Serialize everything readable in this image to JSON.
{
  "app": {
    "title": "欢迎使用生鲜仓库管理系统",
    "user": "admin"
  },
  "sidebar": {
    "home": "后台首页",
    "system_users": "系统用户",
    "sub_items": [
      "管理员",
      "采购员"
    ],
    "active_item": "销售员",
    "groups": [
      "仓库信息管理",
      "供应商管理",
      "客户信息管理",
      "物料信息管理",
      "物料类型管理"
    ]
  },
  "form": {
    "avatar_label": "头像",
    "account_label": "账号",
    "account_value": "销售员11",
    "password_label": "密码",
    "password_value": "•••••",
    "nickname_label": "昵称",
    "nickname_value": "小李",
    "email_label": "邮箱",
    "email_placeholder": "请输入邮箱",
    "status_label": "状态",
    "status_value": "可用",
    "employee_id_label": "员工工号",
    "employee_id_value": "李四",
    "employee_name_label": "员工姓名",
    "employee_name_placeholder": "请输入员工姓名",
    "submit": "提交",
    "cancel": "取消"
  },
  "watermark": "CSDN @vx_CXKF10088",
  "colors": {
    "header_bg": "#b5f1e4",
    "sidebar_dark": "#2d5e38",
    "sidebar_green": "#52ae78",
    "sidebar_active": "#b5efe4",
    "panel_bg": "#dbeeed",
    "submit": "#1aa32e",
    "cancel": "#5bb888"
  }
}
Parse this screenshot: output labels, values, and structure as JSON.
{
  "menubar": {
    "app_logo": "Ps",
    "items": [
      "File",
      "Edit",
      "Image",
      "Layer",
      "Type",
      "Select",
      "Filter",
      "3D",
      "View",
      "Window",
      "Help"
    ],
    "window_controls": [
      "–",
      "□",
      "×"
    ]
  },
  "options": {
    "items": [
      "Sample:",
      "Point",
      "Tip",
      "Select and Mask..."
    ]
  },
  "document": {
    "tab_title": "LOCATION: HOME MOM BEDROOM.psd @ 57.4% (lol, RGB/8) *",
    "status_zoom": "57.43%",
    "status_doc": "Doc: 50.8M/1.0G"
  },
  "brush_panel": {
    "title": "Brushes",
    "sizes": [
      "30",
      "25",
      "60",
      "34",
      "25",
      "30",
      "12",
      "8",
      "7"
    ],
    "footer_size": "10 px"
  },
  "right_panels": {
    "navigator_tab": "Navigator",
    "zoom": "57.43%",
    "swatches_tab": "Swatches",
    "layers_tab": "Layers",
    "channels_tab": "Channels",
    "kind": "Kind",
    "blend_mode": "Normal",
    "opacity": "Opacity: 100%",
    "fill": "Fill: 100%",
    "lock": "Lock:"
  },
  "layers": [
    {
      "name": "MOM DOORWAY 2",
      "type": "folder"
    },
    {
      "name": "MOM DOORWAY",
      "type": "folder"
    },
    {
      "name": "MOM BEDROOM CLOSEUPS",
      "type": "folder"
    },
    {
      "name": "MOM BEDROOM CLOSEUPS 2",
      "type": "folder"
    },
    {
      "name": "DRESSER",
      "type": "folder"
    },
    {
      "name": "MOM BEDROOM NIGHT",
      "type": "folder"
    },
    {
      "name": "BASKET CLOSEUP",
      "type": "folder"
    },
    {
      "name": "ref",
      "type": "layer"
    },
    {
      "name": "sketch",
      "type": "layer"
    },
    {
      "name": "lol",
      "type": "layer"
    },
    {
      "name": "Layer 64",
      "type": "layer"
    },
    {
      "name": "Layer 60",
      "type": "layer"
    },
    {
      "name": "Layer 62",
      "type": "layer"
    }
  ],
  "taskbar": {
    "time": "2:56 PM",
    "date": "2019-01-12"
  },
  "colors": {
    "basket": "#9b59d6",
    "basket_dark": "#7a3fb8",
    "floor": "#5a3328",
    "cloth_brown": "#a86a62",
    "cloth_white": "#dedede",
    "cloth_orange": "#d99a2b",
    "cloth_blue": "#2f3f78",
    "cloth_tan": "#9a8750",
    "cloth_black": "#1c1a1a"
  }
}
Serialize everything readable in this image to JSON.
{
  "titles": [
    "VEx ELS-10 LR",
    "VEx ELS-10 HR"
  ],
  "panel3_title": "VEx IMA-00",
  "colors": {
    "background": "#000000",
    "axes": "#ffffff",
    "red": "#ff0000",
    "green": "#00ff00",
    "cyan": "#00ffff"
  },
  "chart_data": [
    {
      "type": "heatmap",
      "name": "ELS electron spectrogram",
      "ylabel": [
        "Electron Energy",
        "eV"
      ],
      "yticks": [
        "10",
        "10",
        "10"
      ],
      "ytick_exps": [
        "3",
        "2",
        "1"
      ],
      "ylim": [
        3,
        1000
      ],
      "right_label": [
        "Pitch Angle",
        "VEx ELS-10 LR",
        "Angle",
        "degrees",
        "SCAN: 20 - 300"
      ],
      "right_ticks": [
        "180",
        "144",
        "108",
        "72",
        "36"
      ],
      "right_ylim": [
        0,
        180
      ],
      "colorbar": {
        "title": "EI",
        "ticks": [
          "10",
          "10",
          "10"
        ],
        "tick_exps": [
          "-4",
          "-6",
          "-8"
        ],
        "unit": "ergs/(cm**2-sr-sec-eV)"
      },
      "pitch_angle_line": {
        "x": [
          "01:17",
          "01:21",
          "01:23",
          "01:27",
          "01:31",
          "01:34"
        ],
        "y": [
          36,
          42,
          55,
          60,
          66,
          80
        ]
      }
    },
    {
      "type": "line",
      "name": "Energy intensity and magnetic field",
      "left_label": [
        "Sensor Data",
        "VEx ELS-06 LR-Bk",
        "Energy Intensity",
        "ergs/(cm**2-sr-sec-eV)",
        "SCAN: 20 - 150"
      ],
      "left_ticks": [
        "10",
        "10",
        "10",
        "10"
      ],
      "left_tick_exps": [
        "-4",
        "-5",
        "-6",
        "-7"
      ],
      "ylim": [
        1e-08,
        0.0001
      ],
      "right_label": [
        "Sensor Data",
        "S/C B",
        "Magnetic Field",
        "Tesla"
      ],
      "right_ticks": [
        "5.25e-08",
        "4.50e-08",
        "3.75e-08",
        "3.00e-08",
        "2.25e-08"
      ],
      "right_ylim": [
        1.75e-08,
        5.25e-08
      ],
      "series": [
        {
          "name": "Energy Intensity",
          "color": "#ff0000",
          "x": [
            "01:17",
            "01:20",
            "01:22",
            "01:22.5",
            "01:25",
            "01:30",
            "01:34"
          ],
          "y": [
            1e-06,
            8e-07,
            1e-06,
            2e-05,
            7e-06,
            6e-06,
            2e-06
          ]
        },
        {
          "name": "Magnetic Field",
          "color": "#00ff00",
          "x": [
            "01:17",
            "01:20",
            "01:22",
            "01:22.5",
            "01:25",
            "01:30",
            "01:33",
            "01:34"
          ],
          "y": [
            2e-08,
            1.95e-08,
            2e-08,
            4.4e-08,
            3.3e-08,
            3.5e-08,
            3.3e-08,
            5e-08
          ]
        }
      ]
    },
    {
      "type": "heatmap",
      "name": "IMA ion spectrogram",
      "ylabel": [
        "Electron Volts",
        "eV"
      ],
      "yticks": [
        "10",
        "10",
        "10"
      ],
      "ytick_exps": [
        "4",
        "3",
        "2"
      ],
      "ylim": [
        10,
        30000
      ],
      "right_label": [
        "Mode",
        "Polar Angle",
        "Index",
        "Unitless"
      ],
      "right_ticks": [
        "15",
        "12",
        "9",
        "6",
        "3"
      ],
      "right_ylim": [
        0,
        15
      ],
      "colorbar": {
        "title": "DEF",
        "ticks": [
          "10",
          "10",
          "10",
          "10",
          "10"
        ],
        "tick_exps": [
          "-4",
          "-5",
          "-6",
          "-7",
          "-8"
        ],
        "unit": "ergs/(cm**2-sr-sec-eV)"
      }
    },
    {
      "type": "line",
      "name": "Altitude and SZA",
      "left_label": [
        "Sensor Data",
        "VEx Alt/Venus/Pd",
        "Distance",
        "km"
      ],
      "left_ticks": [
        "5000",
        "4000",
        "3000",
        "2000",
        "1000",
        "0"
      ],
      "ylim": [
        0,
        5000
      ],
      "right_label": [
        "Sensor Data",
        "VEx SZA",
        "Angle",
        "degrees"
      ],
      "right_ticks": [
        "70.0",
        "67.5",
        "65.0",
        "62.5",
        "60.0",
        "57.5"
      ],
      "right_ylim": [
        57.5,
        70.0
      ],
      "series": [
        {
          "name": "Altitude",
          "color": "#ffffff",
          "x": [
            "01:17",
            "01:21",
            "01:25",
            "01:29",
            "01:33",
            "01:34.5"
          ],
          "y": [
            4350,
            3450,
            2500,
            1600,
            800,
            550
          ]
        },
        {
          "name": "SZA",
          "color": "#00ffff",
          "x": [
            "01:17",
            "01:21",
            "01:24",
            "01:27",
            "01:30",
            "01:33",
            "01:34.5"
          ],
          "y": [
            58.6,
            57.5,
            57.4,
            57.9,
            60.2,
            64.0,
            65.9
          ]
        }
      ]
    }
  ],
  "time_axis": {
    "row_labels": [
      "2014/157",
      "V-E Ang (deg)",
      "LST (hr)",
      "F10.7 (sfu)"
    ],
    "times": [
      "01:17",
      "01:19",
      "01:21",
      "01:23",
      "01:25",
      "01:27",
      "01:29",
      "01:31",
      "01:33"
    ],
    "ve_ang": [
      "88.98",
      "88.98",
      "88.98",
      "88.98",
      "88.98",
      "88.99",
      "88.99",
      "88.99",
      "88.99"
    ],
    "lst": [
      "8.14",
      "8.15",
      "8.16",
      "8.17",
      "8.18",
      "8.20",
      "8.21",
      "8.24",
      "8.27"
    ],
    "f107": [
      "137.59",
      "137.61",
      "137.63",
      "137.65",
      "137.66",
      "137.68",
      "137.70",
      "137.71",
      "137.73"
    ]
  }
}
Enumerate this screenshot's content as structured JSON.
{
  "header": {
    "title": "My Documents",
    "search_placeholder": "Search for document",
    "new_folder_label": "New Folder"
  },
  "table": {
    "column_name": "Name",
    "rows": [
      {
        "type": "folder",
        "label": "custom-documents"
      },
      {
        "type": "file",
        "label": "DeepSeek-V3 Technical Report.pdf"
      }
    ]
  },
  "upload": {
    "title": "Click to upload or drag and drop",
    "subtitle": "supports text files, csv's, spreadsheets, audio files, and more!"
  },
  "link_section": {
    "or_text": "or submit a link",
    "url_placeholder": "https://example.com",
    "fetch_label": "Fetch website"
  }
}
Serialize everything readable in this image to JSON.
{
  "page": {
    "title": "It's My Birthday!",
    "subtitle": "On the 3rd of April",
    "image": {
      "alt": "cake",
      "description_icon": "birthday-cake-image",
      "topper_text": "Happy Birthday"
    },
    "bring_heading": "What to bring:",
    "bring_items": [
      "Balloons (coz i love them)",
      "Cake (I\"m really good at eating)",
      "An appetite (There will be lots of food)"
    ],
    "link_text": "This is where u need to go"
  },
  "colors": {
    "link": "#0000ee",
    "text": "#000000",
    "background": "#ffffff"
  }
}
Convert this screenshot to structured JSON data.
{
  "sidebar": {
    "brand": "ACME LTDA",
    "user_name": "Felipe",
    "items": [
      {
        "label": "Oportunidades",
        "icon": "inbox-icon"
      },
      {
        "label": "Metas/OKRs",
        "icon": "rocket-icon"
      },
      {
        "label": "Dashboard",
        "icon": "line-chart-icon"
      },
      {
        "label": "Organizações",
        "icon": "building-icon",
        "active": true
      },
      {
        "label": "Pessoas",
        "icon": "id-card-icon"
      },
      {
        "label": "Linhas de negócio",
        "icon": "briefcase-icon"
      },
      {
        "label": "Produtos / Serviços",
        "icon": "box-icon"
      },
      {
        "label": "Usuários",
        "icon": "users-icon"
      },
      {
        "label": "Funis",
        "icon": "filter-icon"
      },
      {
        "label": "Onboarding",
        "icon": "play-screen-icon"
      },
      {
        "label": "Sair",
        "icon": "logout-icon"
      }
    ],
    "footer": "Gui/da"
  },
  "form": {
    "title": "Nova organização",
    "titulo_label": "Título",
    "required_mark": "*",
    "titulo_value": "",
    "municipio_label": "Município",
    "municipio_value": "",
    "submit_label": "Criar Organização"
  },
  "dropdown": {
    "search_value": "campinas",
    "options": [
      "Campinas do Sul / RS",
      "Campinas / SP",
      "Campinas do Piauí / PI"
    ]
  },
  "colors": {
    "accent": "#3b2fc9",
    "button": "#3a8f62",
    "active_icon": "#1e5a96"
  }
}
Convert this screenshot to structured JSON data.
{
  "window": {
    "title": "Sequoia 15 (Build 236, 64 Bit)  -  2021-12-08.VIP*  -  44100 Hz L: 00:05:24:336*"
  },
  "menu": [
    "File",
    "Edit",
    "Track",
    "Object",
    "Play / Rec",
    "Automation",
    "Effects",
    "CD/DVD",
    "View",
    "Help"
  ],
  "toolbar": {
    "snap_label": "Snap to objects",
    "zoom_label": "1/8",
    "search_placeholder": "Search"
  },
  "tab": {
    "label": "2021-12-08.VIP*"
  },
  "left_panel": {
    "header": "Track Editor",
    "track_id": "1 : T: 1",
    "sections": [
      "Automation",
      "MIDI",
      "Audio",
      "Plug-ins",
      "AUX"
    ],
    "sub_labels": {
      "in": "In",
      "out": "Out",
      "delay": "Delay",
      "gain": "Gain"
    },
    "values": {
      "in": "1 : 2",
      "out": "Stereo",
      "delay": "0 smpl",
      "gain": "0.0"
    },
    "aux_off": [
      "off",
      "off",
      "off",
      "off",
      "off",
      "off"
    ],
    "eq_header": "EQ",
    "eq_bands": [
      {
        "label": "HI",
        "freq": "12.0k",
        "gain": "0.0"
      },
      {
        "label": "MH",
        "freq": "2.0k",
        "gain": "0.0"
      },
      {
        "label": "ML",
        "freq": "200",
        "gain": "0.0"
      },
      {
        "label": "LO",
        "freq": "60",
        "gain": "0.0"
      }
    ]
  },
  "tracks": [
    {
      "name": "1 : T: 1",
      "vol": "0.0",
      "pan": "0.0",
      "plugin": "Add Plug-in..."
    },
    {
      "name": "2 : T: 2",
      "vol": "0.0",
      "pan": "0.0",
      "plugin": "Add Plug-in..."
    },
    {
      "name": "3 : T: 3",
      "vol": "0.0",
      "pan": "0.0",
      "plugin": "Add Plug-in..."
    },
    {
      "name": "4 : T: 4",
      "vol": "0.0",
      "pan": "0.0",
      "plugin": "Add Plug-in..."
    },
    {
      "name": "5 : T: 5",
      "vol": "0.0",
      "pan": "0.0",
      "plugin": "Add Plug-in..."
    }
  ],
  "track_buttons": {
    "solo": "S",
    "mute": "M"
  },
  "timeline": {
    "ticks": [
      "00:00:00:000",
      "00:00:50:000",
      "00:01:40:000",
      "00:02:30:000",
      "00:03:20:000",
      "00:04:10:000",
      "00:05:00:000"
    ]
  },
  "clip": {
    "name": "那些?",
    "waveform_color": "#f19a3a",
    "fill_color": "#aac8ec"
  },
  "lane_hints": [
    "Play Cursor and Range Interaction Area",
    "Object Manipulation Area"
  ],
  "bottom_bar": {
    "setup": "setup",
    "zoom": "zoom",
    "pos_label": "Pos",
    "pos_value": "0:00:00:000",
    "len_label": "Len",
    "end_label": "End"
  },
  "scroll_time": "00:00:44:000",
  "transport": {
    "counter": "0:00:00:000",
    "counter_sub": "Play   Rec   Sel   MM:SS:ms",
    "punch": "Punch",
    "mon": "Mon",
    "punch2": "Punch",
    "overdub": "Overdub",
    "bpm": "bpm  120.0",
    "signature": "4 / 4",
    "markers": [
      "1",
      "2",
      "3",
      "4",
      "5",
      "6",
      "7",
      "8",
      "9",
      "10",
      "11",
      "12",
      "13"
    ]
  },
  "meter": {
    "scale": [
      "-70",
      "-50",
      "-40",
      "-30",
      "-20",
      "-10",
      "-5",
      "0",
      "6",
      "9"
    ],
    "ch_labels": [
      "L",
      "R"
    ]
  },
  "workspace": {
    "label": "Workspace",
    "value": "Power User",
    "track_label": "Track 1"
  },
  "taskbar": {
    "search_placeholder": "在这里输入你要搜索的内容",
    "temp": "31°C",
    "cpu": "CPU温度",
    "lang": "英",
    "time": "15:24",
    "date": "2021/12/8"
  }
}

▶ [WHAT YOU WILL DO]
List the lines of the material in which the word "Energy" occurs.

▶ [ANSWER TO THIS TASK]
        "Electron Energy",
      "name": "Energy intensity and magnetic field",
        "Energy Intensity",
          "name": "Energy Intensity",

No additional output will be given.